There are more than 5,750 hospitals in the United States. In 2012, they treated nearly 36 million patients. Millions more were treated on an outpatient basis at the nation’s more than 15,000 urgent care centers and other health care clinics. And a new type of healthcare facility, the retail health clinic, is springing up in big box stores and strip malls. These clinics are used by those seeking vaccinations, diagnoses and treatment of minor ailments and injuries, and physicals for sports or camp. In 2012, Walmart had about 140 in-store clinics, CVS Caremark operated over 500 MinuteClinics, and Walgreens was in charge of 350 Take Care clinics. In addition, regional retail clinics, such as Tennessee’s Doctors Express, are jumping into the market. And the number of retail health clinics is expected to double nationwide by 2016.
Traditionally, hospitals and health clinics have been fierce competitors. However, with the full implementation of the Affordable Care Act, a.k.a. Obamacare, a sea change is taking place in the healthcare industry. Around 30 million newly insured people are expected to put overwhelming pressure on hospitals and emergency rooms in the next few years. But according to a recent study by the global consulting firm Accenture: “For stretched hospital operators, the answer may lie in an unexpected place, and one that, until recently, was considered a rival: retail health clinics…. Many [hospitals] are operating at close to full capacity, with little chance of meeting the coming surge in demand. Now, the very clinics once perceived as rivals may represent a key tool for managing patient volume while more conventional health providers focus on higher acuity and more complex treatments.”

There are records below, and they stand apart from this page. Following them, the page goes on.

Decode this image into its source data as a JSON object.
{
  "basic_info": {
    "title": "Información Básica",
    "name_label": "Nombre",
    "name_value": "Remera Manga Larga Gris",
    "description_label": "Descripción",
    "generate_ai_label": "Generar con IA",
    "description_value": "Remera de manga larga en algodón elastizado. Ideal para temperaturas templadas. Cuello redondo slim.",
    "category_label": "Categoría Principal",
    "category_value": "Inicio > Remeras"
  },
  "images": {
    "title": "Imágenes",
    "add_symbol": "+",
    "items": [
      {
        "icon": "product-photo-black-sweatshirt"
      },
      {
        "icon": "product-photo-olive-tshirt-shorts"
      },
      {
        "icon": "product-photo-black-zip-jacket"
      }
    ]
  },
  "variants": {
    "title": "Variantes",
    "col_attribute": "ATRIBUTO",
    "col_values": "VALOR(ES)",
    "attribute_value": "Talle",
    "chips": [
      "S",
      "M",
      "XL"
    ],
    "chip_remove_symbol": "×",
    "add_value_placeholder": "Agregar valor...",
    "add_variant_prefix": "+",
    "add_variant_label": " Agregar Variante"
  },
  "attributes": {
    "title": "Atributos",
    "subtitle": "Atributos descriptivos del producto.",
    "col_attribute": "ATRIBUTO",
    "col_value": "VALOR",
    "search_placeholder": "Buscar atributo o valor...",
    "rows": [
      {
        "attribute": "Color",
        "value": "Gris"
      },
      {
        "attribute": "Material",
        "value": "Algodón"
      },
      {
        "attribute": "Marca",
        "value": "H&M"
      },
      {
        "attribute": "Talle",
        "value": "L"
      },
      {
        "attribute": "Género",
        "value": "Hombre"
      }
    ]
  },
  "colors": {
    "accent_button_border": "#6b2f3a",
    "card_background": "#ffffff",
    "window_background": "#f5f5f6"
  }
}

In response to the competitions posed by retail health clinics, pediatric and primary care centers are using physician assistants and nurse practitioners to expand their hours and provide greater access. However, Rae Bond, executive director of the Chattanooga-Hamilton County Medical Society warns that patients should not substitute retail health clinics for primary care physicians: “There is huge value in having a standard primary care home, especially for pediatrics. They have your records, they know what your medicine allergies are.” Whatever the case, experts predict the influx of new patients to the healthcare system will create a physician shortage by 2020. There is little doubt that healthcare facilities, from walk-in clinics to traditional hospitals, will see their patient loads increase in the coming years.